Circle World Arts is a global initiative that aims to introduce and explore the world arts in pursuit of cultural connections, artistic development, and personal growth.
Hadi Eldebek of Circle World Arts approached me to create a video explaining his vision. Since the project was then in its infancy, the commission expanded into a branding exercise, and by the time the film was complete I had also designed their logo and established part of the brand identity for Hadi's global community of world art workshops.
The logo was inspired by Buckminster Fuller's Dymaxion map of the world, although in our pursuit of a globe that expressed CWA's diverse vision, we expanded the number of faces from Fuller's twenty. At the time that we were working on the project, various things were happening in the world that seemed to imply a narrowing of civilization's remit, so I was grateful for the opportunity to help the push in the opposite direction. Watch the video to find out more.
My latest work for Cosmic Kids will be released weekly throughout 2018. Welcome to the Yoga Pose Universe. Somewhat ambitiously, towards the end of 2017, I embarked on a collaboration with Cosmic Kids that would result in 50 short films in total. Each film features Cosmic Kids host, Jaime, demonstrating a single yoga pose together with my animation.
Jaime was shot against a crisp white background which essentially became a blank canvas on which I could doodle scenery and bring characters to life, complementing the pose in question. Hence we see Jaime amongst swarms of dragonflies, birds or even hot air balloons. She startles sleeping lions, blows candles, bubbles and raspberries. It's a vivid world, teeming with life and unexpected outcomes.
My part of the work was created in Adobe Animate, to be compiled together with the final cut of the video later on. However, having a version of the video on my timeline meant I could animate directly onto the video canvas, and time character reactions to Jaime's as though in real time. With so many episodes to create, we refined the technique as we went a long, and by the time we'd finished we knew exactly how we should have started.
Excitingly, our work is not done. If this series is successful, there are as many more poses waiting in the wings for another explosive burst creativity some time in the future. In the mean time, keep checking the Cosmic Kids YouTube channel for regular updates to the Yoga Pose Universe, and much more besides.
Since I started freelancing in 2010 video has come to dominate the Internet. As a result, making short films has become the thing I do most often, and over the last few years, a huge number of these films have been added to YouTube.
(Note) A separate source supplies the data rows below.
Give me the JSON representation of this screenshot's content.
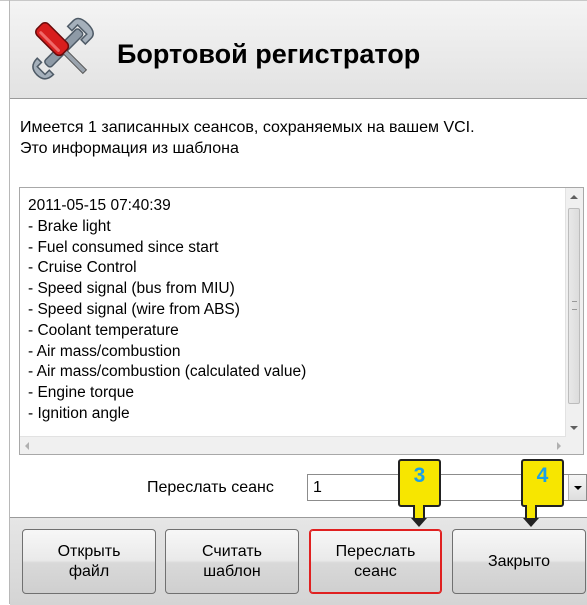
{
  "header": {
    "title": "Бортовой регистратор",
    "icon": "tools-icon"
  },
  "info": {
    "line1": "Имеется 1 записанных сеансов, сохраняемых на вашем VCI.",
    "line2": "Это информация из шаблона"
  },
  "list": {
    "lines": [
      "2011-05-15 07:40:39",
      "- Brake light",
      "- Fuel consumed since start",
      "- Cruise Control",
      "- Speed signal (bus from MIU)",
      "- Speed signal (wire from ABS)",
      "- Coolant temperature",
      "- Air mass/combustion",
      "- Air mass/combustion (calculated value)",
      "- Engine torque",
      "- Ignition angle"
    ]
  },
  "send_row": {
    "label": "Переслать сеанс",
    "selected_value": "1"
  },
  "buttons": {
    "open_file": "Открыть\nфайл",
    "read_template": "Считать\nшаблон",
    "send_session": "Переслать\nсеанс",
    "close": "Закрыто"
  },
  "callouts": {
    "c3": "3",
    "c4": "4",
    "color": "#f7e600",
    "number_color": "#1aa0e8"
  },
  "colors": {
    "highlight_border": "#e02020"
  }
}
This being the case, I realised it was time I put some more thought into my own YouTube channel.
Having done so, I initially had very little content, because my films usually reside on my clients’ channels. It was basically just my most recent showreel and a silly thing I made about Hungarian Prime Minister, Viktor Orban and the Three Stooges. But then I realised I could make a playlist comprised of all the films I could find across other channels. The playlist may not be exhaustive, but at the time of writing it features 32 films, and will grow as new films are added.
But since so many of my clients need animators like me to keep up with the constant demand for new content, I have also been giving thought to what I could do with my own channel. When I started out on my own, wasn’t the goal always to develop my own IP? Inevitably, the need to pay bills took precedent and my work as an animator-for-hire eclipsed everything else. Putting together this channel has been an opportunity to reflect on that.
This is also my first blog-post for the revamped website. Much as I love the new format, the portfolio approach leaves little room for talking about new releases and smaller projects. So I decided this was reason enough to add a News section, and what you have been reading; this was the news.